Records contained in a dataset:
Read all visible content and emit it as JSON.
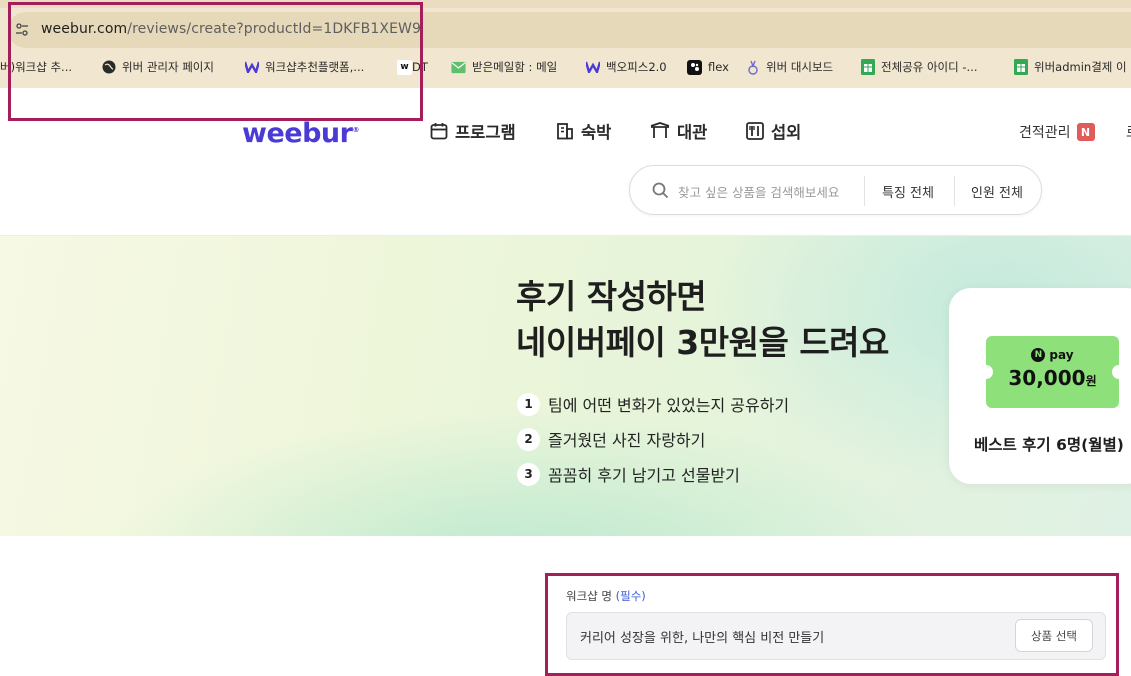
{
  "browser": {
    "url_host": "weebur.com",
    "url_path": "/reviews/create?productId=1DKFB1XEW9",
    "bookmarks": [
      {
        "label": "버)워크샵 추...",
        "icon": "none"
      },
      {
        "label": "위버 관리자 페이지",
        "icon": "globe-icon"
      },
      {
        "label": "워크샵추천플랫폼,...",
        "icon": "weebur-w-icon"
      },
      {
        "label": "DT",
        "icon": "w-square-icon"
      },
      {
        "label": "받은메일함 : 메일",
        "icon": "mail-icon"
      },
      {
        "label": "백오피스2.0",
        "icon": "weebur-w-icon"
      },
      {
        "label": "flex",
        "icon": "flex-icon"
      },
      {
        "label": "위버 대시보드",
        "icon": "dashboard-icon"
      },
      {
        "label": "전체공유 아이디 -...",
        "icon": "sheets-icon"
      },
      {
        "label": "위버admin결제 이",
        "icon": "sheets-icon"
      }
    ]
  },
  "site": {
    "logo_text": "weebur",
    "logo_mark": "®",
    "nav": [
      {
        "label": "프로그램",
        "icon": "calendar-icon"
      },
      {
        "label": "숙박",
        "icon": "building-icon"
      },
      {
        "label": "대관",
        "icon": "venue-icon"
      },
      {
        "label": "섭외",
        "icon": "dining-icon"
      }
    ],
    "estimate_label": "견적관리",
    "estimate_badge": "N",
    "cut_char": "로",
    "search": {
      "placeholder": "찾고 싶은 상품을 검색해보세요",
      "filter_feature": "특징 전체",
      "filter_people": "인원 전체"
    }
  },
  "banner": {
    "title_line1": "후기 작성하면",
    "title_line2": "네이버페이 3만원을 드려요",
    "steps": [
      {
        "num": "1",
        "text": "팀에 어떤 변화가 있었는지 공유하기"
      },
      {
        "num": "2",
        "text": "즐거웠던 사진 자랑하기"
      },
      {
        "num": "3",
        "text": "꼼꼼히 후기 남기고 선물받기"
      }
    ],
    "card": {
      "npay_label": "pay",
      "npay_mark": "N",
      "amount": "30,000",
      "currency": "원",
      "caption": "베스트 후기 6명(월별)"
    }
  },
  "form": {
    "label": "워크샵 명",
    "required": "(필수)",
    "value": "커리어 성장을 위한, 나만의 핵심 비전 만들기",
    "select_button": "상품 선택"
  },
  "colors": {
    "brand": "#4a3ad6",
    "highlight": "#a51e5c",
    "npay_green": "#8ee07a",
    "badge_red": "#e25b5b",
    "required_blue": "#3b5bd6"
  }
}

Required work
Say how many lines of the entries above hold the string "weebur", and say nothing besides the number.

Response to this task
4